- tail averages less deeply-notched, 3-6 mm (vs 6-10 mm on Eastern) This is simply impossible to ascertain in the field under most conditions, since the tips of the shortest (central) tail feathers will almost always be invisible from below, the tail notch in silhouette is created by the inner webs of some of the outer feathers and does not reflect the length of the central tail feathers.
- wing formula averages slightly less pointed, slightly longer primary projection and p7 longest (vs p8 longest) This is an extremely subtle difference of only a millimeter or two and is probably variable as well

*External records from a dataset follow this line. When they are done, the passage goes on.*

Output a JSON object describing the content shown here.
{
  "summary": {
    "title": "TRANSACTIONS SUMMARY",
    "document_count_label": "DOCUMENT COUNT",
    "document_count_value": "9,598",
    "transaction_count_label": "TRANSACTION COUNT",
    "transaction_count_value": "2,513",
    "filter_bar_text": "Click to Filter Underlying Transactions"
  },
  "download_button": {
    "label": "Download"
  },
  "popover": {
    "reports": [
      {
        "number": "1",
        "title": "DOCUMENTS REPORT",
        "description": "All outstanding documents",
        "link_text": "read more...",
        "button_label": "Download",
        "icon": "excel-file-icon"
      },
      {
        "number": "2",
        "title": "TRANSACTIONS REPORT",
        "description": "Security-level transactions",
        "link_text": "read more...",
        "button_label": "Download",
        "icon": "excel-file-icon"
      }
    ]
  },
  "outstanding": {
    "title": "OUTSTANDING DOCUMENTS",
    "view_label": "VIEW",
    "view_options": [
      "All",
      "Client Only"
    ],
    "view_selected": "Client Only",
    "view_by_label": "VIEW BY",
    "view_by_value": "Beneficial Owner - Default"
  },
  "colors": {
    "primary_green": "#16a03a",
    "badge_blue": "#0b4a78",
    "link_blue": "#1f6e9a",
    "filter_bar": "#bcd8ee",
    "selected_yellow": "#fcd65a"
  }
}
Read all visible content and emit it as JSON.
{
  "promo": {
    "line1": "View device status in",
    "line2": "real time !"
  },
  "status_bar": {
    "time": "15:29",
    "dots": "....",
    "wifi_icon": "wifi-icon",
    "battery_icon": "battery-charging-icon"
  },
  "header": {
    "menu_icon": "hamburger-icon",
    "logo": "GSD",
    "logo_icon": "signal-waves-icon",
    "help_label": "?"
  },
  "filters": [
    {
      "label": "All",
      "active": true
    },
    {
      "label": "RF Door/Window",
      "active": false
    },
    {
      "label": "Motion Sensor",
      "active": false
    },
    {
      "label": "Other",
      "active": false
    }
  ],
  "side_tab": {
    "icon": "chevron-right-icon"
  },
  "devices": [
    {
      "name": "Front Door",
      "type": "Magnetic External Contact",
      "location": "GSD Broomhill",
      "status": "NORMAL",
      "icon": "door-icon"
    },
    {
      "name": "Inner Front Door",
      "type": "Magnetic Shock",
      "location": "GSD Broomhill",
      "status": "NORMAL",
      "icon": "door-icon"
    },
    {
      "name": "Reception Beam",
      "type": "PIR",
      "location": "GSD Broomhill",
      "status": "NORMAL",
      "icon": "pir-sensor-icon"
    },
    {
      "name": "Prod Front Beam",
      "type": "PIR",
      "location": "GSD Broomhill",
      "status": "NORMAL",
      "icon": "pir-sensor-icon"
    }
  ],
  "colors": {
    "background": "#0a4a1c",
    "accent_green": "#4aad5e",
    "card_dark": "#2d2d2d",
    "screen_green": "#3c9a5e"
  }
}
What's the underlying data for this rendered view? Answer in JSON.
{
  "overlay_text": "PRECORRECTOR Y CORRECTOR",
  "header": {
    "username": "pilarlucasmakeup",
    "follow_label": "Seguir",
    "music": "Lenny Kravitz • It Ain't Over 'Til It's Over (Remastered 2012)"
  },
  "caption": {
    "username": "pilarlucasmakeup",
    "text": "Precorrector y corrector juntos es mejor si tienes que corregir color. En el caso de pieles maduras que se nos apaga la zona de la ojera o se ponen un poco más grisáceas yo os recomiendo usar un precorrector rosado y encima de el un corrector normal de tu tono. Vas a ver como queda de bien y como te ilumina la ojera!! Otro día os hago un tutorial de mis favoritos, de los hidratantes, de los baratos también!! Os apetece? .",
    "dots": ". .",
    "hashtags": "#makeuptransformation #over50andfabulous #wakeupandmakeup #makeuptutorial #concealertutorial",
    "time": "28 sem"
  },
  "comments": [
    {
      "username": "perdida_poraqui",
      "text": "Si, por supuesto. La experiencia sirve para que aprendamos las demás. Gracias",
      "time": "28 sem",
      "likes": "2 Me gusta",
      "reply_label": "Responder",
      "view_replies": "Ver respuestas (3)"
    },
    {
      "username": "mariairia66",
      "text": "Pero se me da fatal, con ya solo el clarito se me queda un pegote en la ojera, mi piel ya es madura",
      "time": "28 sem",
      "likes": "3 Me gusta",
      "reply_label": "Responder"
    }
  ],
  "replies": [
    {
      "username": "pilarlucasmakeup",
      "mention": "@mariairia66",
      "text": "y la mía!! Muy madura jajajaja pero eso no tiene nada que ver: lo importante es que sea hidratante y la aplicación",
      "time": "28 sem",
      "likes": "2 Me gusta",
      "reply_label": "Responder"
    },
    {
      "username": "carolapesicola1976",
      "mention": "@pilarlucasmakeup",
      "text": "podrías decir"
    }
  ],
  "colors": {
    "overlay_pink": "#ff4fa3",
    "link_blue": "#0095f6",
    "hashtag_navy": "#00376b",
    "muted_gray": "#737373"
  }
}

Flight call a dry, abrupt pik or tink gives an impression of being slightly harder and more wooden-sounding in Pacific birds, but this is almost certainly not distinctive enough to allow identification of a bird out of range.
Song may be slightly different, as described in the Sibley Guide: Pacific birds sing a lower-pitched, less varied, duller-sounding warble, while Eastern birds sing a more varied, brighter-sounding warble with some higher notes. This is complicated by the fact that Purple Finches sing two distinct song types in different contexts, and the songs are quite variable. More study is needed to confirm any differences in song.

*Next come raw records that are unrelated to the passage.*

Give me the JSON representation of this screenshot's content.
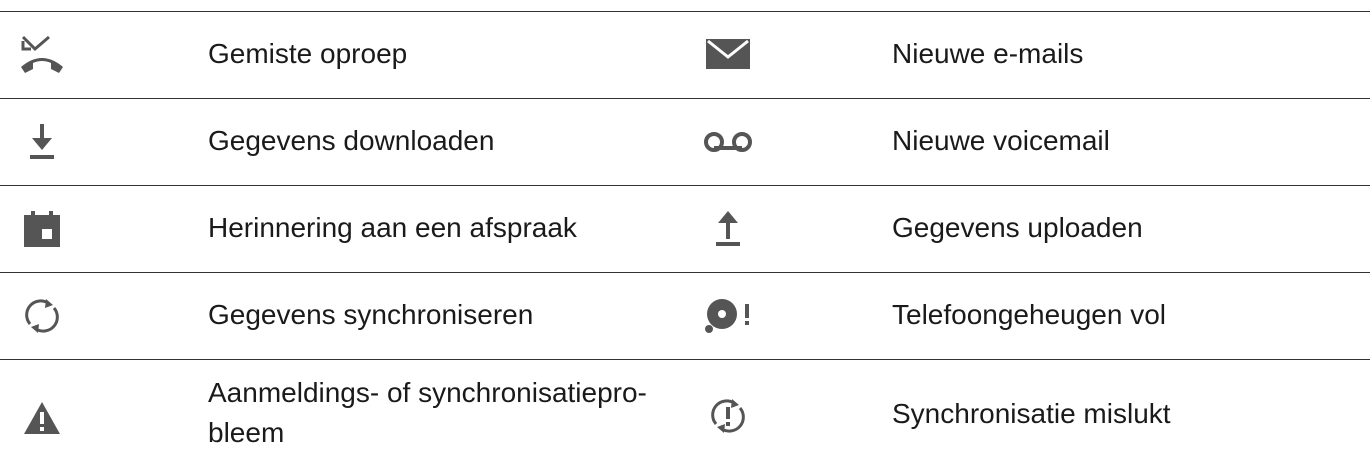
{
  "rows": [
    {
      "left": {
        "icon": "missed-call-icon",
        "label": "Gemiste oproep"
      },
      "right": {
        "icon": "email-icon",
        "label": "Nieuwe e-mails"
      }
    },
    {
      "left": {
        "icon": "download-icon",
        "label": "Gegevens downloaden"
      },
      "right": {
        "icon": "voicemail-icon",
        "label": "Nieuwe voicemail"
      }
    },
    {
      "left": {
        "icon": "calendar-icon",
        "label": "Herinnering aan een afspraak"
      },
      "right": {
        "icon": "upload-icon",
        "label": "Gegevens uploaden"
      }
    },
    {
      "left": {
        "icon": "sync-icon",
        "label": "Gegevens synchroniseren"
      },
      "right": {
        "icon": "storage-full-icon",
        "label": "Telefoongeheugen vol"
      }
    },
    {
      "left": {
        "icon": "warning-icon",
        "label": "Aanmeldings- of synchronisatiepro- bleem"
      },
      "right": {
        "icon": "sync-failed-icon",
        "label": "Synchronisatie mislukt"
      }
    }
  ],
  "colors": {
    "icon": "#555555",
    "text": "#1a1a1a",
    "rule": "#333333"
  }
}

Eastern purpureus nests across most of Canada and the northeastern US, wintering to the southeast. This subspecies wanders widely in irregular incursions south and west to Colorado, and has also been recorded west of there on a few occasions (e.g. San Miguel Island and Death Valley, CA; Tucson, AZ).
The Pacific subspecies californicus nests along the Pacific coast and is relatively sedentary. It moves short distances in winter to adjacent regions and has been recorded east only to Arizona.
The two subspecies meet in extreme southwestern Canada, but the situation there and any potential intergradation is essentially unknown. Based on specimens (MCZ) and band recoveries (see map), the Purple Finches nesting in much of British Columbia, west of the Rocky Mountains, are typical of Eastern purpureus and migrate southeast to winter in the eastern US. The dividing line between the subspecies is farther west, very close to the coast of British Columbia. More study in that region is the key to figuring out how much interbreeding is occurring.
Additional photos of specimens from MCZ can be seen here http://www.sibleyguides.com/bird-info/purple-finch/supplementary-info-on-purple-finch/